Here are 10 fall books I can't wait to read (an idea swiped from my colleague Rene Rodriguez, who did the same thing with movies yesterday). Lorrie Moore's A Gate at the Stairs would've made the list, but I already read (and loved) it.
1. The Lacuna, Barbara Kingsolver: I know nothing about Kingsolver's first novel in nine years, and I hope to keep it that way until I crack it open. While I'm all for her foray into living off the land and sustainable food and all that, I'm thrilled she's made her way back to fiction.

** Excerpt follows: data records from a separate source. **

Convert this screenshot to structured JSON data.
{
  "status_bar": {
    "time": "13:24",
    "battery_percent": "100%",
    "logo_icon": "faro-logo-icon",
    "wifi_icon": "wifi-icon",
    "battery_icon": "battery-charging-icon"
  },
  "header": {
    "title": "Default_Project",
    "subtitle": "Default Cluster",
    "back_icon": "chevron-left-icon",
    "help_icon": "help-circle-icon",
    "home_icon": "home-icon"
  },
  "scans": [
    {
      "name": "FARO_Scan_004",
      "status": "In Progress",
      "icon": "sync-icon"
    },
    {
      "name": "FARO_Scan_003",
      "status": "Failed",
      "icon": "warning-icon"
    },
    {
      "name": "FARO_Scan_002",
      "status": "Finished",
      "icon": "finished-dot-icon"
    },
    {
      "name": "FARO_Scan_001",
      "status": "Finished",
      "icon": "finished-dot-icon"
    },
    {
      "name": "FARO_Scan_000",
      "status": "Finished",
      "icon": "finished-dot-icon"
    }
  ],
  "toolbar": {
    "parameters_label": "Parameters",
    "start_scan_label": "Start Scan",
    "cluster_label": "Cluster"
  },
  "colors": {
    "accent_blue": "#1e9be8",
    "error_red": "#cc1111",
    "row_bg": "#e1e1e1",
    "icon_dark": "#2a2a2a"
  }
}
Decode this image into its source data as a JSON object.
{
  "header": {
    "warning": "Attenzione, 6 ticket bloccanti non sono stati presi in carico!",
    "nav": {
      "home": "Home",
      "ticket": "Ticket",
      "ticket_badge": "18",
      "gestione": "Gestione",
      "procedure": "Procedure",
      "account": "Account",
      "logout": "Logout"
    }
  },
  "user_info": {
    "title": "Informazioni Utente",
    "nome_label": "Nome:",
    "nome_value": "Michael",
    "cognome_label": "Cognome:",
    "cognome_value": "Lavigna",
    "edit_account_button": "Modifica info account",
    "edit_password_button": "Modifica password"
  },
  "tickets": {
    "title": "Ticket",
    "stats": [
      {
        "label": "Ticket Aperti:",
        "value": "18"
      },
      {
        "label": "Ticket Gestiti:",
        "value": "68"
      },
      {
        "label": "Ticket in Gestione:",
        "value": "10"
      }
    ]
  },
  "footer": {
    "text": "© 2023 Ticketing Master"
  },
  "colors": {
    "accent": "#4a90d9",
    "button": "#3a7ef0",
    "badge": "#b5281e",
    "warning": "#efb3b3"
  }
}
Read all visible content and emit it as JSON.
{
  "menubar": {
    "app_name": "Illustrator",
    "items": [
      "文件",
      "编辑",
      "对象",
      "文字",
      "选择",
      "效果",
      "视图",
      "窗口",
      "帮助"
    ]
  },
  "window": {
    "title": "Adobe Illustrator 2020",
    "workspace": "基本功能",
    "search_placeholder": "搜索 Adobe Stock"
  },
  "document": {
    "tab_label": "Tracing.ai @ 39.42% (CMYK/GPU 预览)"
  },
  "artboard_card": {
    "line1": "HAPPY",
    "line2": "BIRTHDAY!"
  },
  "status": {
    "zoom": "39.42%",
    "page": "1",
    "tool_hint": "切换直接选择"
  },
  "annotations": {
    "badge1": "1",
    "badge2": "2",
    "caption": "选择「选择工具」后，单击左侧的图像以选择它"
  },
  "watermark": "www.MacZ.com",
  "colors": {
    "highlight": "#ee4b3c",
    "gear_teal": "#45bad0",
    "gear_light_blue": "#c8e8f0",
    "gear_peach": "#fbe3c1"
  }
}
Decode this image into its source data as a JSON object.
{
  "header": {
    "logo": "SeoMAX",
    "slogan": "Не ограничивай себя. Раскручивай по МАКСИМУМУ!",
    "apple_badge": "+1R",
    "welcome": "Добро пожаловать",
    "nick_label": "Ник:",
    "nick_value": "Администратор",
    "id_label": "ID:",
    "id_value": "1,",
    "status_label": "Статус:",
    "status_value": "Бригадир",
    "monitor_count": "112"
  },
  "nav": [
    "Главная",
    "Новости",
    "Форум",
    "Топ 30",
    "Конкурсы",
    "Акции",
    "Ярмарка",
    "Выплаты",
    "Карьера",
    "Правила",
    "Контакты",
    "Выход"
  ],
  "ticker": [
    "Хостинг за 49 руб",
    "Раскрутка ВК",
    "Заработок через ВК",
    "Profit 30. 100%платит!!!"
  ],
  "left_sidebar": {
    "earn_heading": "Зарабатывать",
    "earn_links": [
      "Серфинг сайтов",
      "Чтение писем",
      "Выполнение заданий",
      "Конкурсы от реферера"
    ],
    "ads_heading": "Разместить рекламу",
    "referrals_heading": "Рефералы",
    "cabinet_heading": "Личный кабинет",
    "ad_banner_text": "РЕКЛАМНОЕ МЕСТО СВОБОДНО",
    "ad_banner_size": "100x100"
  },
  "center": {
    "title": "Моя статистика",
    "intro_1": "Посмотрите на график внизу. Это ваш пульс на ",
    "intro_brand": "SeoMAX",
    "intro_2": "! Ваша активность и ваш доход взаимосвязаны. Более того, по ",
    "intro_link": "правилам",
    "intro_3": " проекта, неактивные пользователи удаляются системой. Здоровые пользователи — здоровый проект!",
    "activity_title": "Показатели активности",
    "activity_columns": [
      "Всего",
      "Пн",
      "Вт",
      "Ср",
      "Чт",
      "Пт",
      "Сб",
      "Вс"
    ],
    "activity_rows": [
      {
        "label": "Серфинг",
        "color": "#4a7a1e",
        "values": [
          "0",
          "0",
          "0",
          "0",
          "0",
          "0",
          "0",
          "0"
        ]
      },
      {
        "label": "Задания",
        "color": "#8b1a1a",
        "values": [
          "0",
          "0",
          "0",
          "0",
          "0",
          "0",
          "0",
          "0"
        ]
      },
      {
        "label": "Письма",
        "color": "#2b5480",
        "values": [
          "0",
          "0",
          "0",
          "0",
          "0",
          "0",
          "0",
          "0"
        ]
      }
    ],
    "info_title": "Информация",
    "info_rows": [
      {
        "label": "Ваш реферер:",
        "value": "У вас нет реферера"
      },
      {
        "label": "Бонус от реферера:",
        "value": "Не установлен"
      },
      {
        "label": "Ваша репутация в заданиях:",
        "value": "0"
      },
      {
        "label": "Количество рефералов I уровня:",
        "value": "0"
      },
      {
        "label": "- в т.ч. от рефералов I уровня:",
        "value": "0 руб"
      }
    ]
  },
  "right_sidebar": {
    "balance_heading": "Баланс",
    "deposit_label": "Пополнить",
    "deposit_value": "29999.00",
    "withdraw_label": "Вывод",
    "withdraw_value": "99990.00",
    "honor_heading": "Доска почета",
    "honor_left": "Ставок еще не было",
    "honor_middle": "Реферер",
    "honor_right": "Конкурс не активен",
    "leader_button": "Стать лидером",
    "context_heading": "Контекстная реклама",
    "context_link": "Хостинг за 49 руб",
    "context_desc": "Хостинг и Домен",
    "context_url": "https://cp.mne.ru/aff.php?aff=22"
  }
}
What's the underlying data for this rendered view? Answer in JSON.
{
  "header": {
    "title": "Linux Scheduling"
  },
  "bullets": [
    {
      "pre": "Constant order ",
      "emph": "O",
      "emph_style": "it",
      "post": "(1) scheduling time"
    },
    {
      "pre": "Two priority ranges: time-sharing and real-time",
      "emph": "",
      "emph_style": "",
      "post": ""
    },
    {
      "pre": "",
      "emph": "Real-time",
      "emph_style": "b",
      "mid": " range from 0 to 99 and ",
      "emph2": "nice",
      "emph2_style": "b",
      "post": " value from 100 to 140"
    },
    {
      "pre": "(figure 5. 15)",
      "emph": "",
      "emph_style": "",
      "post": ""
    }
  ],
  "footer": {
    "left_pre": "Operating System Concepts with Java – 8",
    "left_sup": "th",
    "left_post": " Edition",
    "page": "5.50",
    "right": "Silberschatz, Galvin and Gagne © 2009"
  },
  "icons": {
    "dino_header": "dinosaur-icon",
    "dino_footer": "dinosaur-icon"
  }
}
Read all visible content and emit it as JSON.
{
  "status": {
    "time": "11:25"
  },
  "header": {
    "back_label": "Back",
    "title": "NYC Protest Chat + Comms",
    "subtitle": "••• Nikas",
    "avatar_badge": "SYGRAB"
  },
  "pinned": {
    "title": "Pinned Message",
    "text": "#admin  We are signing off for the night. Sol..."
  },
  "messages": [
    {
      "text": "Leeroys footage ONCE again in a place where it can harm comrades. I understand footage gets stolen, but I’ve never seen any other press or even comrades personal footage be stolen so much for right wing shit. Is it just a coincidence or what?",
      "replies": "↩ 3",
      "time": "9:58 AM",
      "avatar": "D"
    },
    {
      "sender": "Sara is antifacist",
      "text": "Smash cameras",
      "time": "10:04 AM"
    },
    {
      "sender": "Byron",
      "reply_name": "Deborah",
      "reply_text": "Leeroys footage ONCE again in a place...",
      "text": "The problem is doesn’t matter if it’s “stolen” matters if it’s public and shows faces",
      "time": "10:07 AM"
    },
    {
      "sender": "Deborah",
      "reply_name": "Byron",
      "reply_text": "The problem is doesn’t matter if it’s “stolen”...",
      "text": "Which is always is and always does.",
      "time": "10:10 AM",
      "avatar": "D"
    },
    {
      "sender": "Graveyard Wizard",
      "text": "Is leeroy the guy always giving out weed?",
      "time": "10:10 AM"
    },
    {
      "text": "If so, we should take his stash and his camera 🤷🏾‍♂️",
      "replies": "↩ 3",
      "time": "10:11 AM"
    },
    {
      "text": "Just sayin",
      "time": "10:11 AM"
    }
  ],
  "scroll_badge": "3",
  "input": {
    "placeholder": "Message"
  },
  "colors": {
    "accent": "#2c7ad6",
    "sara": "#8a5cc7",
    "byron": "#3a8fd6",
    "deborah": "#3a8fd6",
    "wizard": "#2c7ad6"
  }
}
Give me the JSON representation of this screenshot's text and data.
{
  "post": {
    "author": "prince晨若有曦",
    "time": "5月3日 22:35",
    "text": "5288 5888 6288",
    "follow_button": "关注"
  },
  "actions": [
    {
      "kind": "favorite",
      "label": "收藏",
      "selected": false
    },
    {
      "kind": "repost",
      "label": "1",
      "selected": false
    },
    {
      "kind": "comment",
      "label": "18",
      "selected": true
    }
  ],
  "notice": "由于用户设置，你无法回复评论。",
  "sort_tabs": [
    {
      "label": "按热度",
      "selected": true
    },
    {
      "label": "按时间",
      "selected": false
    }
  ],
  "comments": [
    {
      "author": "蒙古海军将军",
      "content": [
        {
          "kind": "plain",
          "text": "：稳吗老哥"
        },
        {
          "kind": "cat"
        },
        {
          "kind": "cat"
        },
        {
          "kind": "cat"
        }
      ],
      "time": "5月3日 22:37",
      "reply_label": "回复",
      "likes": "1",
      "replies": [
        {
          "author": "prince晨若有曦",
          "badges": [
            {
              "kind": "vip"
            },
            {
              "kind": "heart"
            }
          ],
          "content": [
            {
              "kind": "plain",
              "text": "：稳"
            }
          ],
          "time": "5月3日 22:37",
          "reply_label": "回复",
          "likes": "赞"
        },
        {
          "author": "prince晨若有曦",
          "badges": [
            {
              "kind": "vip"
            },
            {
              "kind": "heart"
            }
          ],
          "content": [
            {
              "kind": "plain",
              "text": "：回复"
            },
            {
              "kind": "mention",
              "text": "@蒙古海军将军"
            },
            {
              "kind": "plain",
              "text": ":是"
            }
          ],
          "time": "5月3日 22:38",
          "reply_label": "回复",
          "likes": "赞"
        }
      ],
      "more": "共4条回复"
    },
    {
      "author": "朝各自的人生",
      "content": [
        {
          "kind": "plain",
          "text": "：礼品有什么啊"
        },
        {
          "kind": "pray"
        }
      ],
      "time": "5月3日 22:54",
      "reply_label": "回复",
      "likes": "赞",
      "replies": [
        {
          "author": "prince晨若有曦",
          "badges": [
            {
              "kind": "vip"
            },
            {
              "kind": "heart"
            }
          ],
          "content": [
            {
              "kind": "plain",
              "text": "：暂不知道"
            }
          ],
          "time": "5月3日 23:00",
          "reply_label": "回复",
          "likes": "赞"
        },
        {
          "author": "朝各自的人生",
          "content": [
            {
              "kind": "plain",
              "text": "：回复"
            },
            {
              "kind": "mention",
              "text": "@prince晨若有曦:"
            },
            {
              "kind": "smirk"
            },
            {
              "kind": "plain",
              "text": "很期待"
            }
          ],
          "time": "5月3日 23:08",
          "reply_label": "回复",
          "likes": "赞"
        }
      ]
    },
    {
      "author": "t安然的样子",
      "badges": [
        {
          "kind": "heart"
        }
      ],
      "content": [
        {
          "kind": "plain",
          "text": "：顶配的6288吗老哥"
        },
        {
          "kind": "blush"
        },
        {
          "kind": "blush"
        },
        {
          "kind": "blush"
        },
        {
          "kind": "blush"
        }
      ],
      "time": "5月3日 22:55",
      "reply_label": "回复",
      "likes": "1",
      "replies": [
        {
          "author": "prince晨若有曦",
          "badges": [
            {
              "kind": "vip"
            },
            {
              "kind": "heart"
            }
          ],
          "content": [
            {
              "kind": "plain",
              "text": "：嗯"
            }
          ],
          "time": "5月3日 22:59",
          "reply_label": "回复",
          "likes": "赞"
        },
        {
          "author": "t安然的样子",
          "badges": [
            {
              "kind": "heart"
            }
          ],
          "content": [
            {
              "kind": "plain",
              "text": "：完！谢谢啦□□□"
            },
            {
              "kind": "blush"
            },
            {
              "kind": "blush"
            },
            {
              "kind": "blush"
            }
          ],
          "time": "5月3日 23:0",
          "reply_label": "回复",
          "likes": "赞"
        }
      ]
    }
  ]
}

She'll be at the Miami Book Fair International come November.
2. The Children's Book, A.S. Byatt: The size of this novel about two families in the British intelligensia is imposing - almost 700 pages! - but with Possession still ranking in my top 10 favorite novels ever list, the anticipation outweighs the dread.
3. Juliet, Naked, Nick Hornby: Love and sex and relationships in modern-day Britain from the author of About a Boy and High Fidelity.
4. Bright-sided: How the Relentless Promotion of Positive Thinking Has Undermined America, Barbara Ehrenreich: The premise - that all this feel-good-about-yourself nonsense is making us into a nation of nitwits - appeals to my cynical nature.
5. 9 Dragons, Michael Connelly: Harry Bosch. In Hong Kong. Need I say more?
6. How to Leave Hialeah, Jennine Capo Crucet: A debut story collection by a writer who
was born in our oh-so-mockable city. The title alone is enough to suck me in; Herald reviewer Ariel
Gonzalez raves in next Sunday's Herald.
7. Nocturnes: Five Stories of Music and Nightfall, Kazuo Ishiguro: I will read anything by the author (who connects novellas through music here) of The Remains of the Day and Never Let Me Go. Anything.
8. Too Much Happiness, Alice Munro: More short stories from the master of the genre.
9. Under the Dome, Stephen King: Movie critic Rene Rodriguez likes it so far, and I trust him implicitly when it comes to King. I keep hoping for another Black House (the last book I loved by King), so this story about a Maine town that comes under a force field may fit the bill.
10. Changing My Mind, Zadie Smith: How I wish this were a novel, a follow-up the wonderful
On Beauty. Alas, It's a collection of essays. But it's Zadie. So I'll read it.